**Directions for this task:** Look through the entries below and count every line in which "output" appears; reply with the number only.

**Task inputs:**
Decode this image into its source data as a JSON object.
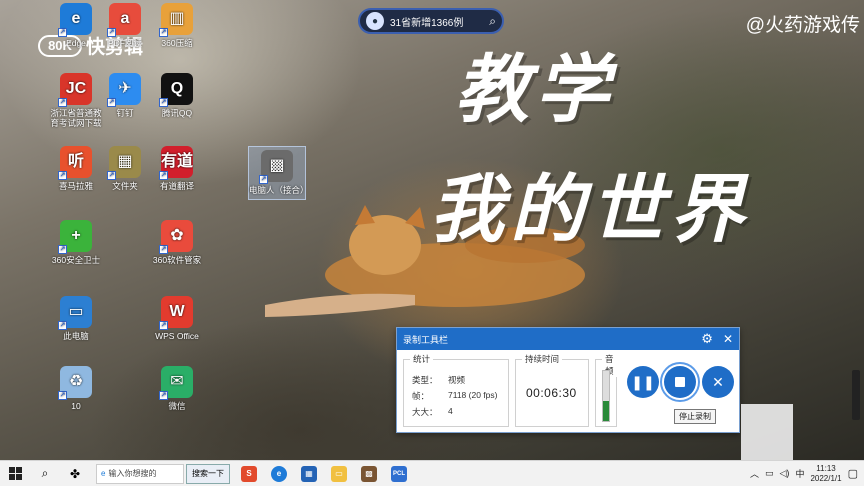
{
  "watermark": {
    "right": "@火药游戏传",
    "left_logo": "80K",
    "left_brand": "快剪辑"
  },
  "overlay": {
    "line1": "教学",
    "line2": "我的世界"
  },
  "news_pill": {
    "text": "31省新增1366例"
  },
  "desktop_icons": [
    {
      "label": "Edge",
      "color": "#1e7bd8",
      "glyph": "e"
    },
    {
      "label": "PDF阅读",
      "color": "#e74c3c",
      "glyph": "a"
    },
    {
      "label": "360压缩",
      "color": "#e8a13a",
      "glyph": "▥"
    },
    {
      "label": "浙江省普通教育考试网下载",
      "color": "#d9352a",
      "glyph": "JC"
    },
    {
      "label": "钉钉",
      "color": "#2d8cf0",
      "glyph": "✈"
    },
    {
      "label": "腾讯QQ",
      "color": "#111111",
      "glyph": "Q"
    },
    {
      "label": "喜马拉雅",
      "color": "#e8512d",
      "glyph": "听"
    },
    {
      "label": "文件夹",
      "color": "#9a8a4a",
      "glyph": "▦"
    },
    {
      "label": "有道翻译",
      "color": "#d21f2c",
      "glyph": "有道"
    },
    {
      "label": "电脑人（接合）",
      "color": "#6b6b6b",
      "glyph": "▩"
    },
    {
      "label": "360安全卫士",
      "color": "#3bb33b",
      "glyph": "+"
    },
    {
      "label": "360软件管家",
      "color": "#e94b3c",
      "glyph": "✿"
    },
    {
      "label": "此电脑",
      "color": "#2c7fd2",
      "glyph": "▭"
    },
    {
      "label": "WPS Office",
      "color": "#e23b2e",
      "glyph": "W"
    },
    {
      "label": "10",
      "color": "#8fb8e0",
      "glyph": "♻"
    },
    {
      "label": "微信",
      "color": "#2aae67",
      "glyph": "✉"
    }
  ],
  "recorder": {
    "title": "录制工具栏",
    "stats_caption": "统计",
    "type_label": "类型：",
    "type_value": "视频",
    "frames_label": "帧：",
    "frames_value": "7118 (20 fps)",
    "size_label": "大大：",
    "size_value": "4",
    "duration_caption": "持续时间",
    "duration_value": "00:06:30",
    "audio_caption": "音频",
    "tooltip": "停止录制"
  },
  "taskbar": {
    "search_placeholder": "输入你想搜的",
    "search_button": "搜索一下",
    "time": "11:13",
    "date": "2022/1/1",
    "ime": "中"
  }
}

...

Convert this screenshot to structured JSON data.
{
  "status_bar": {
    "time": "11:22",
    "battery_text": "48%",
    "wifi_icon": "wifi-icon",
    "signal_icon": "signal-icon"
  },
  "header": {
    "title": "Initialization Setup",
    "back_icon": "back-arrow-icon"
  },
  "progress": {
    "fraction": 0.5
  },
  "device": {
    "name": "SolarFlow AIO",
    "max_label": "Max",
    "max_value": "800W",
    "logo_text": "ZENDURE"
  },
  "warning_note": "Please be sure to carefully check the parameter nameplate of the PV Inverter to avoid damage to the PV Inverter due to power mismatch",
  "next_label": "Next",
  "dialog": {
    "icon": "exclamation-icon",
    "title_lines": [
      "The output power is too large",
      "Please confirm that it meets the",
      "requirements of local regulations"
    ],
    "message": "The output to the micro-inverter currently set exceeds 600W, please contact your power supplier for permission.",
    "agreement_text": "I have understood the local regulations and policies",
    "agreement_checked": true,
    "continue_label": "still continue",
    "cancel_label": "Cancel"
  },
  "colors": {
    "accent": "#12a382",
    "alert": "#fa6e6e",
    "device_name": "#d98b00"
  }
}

**Solution to this problem:** 2